Your instructions:
Copy every line from the records that holds the word "settings".
Segment Start: Source material
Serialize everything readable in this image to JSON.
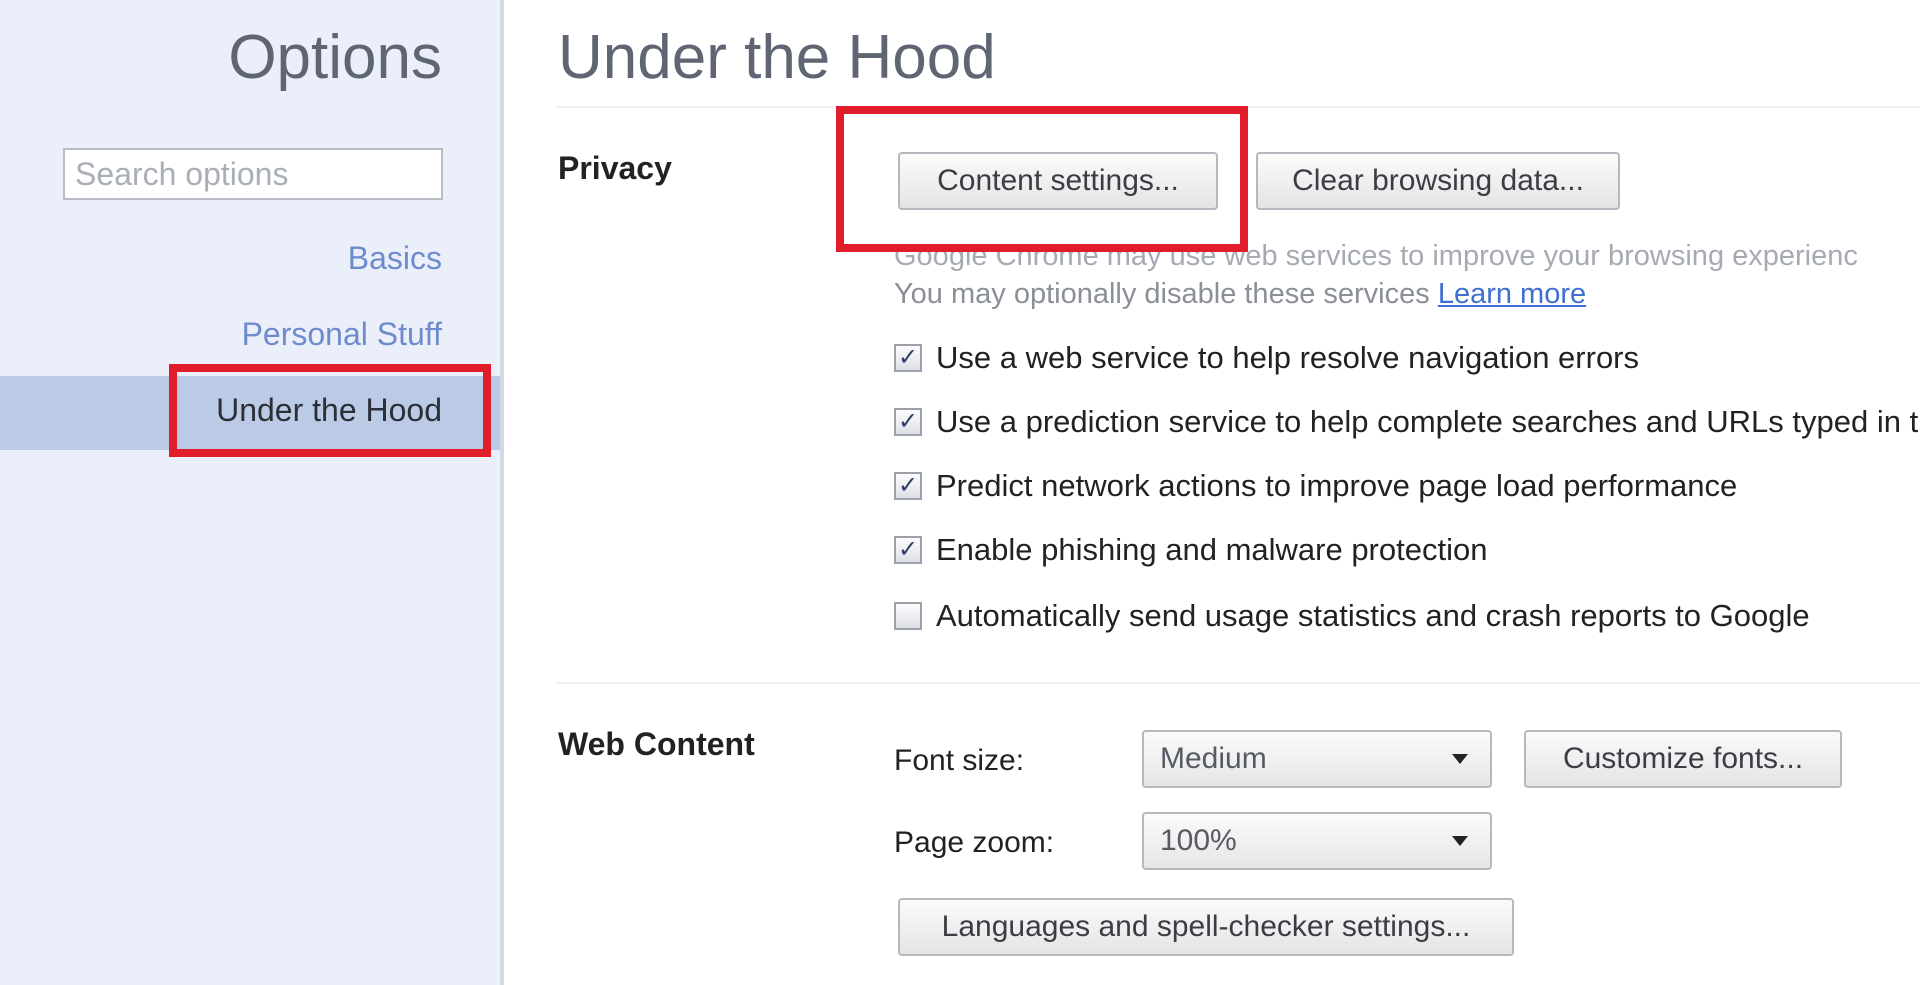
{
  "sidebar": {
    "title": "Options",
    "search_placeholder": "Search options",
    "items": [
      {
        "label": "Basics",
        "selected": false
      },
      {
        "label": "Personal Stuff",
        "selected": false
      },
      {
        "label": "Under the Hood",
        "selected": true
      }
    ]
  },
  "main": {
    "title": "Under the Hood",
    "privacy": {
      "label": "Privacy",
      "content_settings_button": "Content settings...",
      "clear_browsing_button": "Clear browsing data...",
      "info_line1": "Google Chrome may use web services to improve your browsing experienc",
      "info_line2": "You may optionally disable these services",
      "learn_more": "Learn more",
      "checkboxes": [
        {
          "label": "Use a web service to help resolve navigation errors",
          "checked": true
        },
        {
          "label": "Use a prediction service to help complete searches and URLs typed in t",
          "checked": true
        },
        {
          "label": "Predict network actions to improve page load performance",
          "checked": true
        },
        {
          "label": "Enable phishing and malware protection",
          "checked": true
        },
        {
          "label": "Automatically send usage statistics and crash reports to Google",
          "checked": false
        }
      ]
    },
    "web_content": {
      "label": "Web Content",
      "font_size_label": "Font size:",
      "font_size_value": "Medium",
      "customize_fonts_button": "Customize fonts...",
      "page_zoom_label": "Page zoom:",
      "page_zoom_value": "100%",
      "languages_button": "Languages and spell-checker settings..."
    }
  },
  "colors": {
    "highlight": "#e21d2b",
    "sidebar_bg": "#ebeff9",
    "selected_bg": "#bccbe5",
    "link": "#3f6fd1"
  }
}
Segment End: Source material
Worked solution:
      "content_settings_button": "Content settings...",
      "languages_button": "Languages and spell-checker settings..."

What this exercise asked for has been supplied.